Exercise requirements: Give back each record precisely, pictures excluded.

Listed records:
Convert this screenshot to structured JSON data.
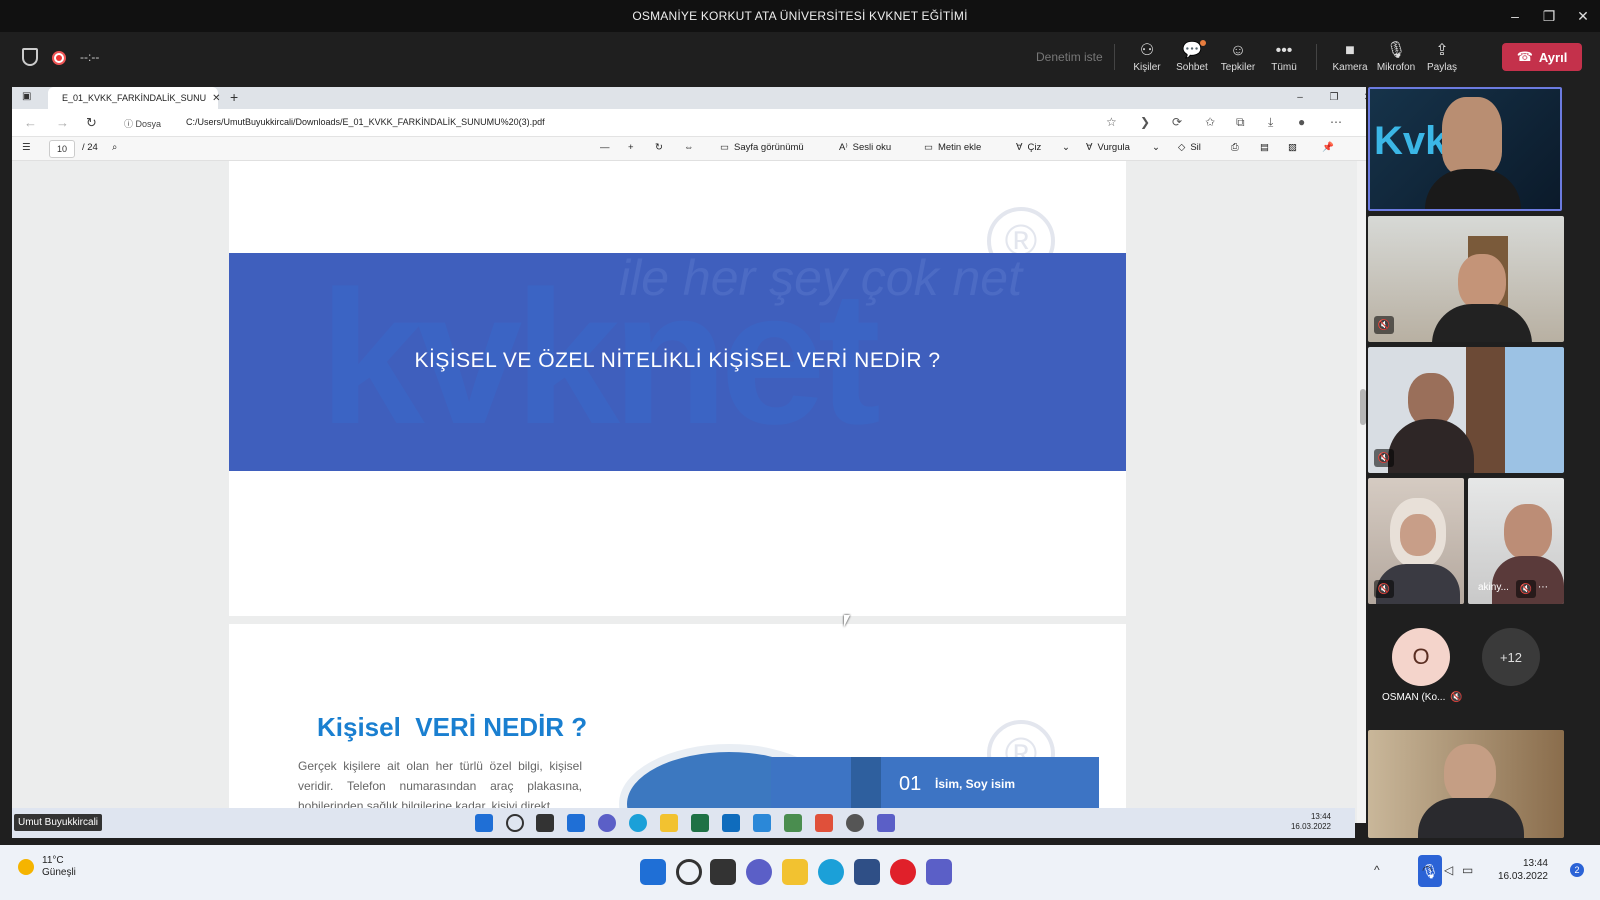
{
  "meeting": {
    "title": "OSMANİYE KORKUT ATA ÜNİVERSİTESİ KVKNET EĞİTİMİ",
    "timer": "--:--",
    "request_control": "Denetim iste",
    "buttons": {
      "people": "Kişiler",
      "chat": "Sohbet",
      "reactions": "Tepkiler",
      "more": "Tümü",
      "camera": "Kamera",
      "mic": "Mikrofon",
      "share": "Paylaş",
      "leave": "Ayrıl"
    }
  },
  "browser": {
    "tab_title": "E_01_KVKK_FARKİNDALİK_SUNU",
    "address_label": "Dosya",
    "url": "C:/Users/UmutBuyukkircali/Downloads/E_01_KVKK_FARKİNDALİK_SUNUMU%20(3).pdf"
  },
  "pdf_toolbar": {
    "current_page": "10",
    "total_pages": "/ 24",
    "page_view": "Sayfa görünümü",
    "read_aloud": "Sesli oku",
    "add_text": "Metin ekle",
    "draw": "Çiz",
    "highlight": "Vurgula",
    "erase": "Sil"
  },
  "slide1": {
    "heading": "KİŞİSEL VE ÖZEL NİTELİKLİ KİŞİSEL VERİ NEDİR ?",
    "watermark": "kvknet",
    "watermark_tagline": "ile her şey çok net"
  },
  "slide2": {
    "heading_part1": "Kişisel",
    "heading_part2": "VERİ NEDİR ?",
    "paragraph": "Gerçek kişilere ait olan her türlü özel bilgi, kişisel veridir. Telefon numarasından araç plakasına, hobilerinden sağlık bilgilerine kadar, kişiyi direkt",
    "item_number": "01",
    "item_label": "İsim, Soy isim"
  },
  "presenter_name": "Umut Buyukkircali",
  "inner_clock": {
    "time": "13:44",
    "date": "16.03.2022"
  },
  "participants": {
    "avatar_initial": "O",
    "avatar_name": "OSMAN (Ko...",
    "overflow": "+12",
    "video_label": "akiny..."
  },
  "taskbar": {
    "temperature": "11°C",
    "weather": "Güneşli",
    "time": "13:44",
    "date": "16.03.2022",
    "notifications": "2"
  },
  "colors": {
    "slide_blue": "#3f5fbd",
    "leave_red": "#c4314b",
    "heading_blue": "#1a7fd0"
  }
}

Your response:
Convert this screenshot to structured JSON data.
{
  "meeting": {
    "title": "OSMANİYE KORKUT ATA ÜNİVERSİTESİ KVKNET EĞİTİMİ",
    "timer": "--:--",
    "request_control": "Denetim iste",
    "buttons": {
      "people": "Kişiler",
      "chat": "Sohbet",
      "reactions": "Tepkiler",
      "more": "Tümü",
      "camera": "Kamera",
      "mic": "Mikrofon",
      "share": "Paylaş",
      "leave": "Ayrıl"
    }
  },
  "browser": {
    "tab_title": "E_01_KVKK_FARKİNDALİK_SUNU",
    "address_label": "Dosya",
    "url": "C:/Users/UmutBuyukkircali/Downloads/E_01_KVKK_FARKİNDALİK_SUNUMU%20(3).pdf"
  },
  "pdf_toolbar": {
    "current_page": "10",
    "total_pages": "/ 24",
    "page_view": "Sayfa görünümü",
    "read_aloud": "Sesli oku",
    "add_text": "Metin ekle",
    "draw": "Çiz",
    "highlight": "Vurgula",
    "erase": "Sil"
  },
  "slide1": {
    "heading": "KİŞİSEL VE ÖZEL NİTELİKLİ KİŞİSEL VERİ NEDİR ?",
    "watermark": "kvknet",
    "watermark_tagline": "ile her şey çok net"
  },
  "slide2": {
    "heading_part1": "Kişisel",
    "heading_part2": "VERİ NEDİR ?",
    "paragraph": "Gerçek kişilere ait olan her türlü özel bilgi, kişisel veridir. Telefon numarasından araç plakasına, hobilerinden sağlık bilgilerine kadar, kişiyi direkt",
    "item_number": "01",
    "item_label": "İsim, Soy isim"
  },
  "presenter_name": "Umut Buyukkircali",
  "inner_clock": {
    "time": "13:44",
    "date": "16.03.2022"
  },
  "participants": {
    "avatar_initial": "O",
    "avatar_name": "OSMAN (Ko...",
    "overflow": "+12",
    "video_label": "akiny..."
  },
  "taskbar": {
    "temperature": "11°C",
    "weather": "Güneşli",
    "time": "13:44",
    "date": "16.03.2022",
    "notifications": "2"
  },
  "colors": {
    "slide_blue": "#3f5fbd",
    "leave_red": "#c4314b",
    "heading_blue": "#1a7fd0"
  }
}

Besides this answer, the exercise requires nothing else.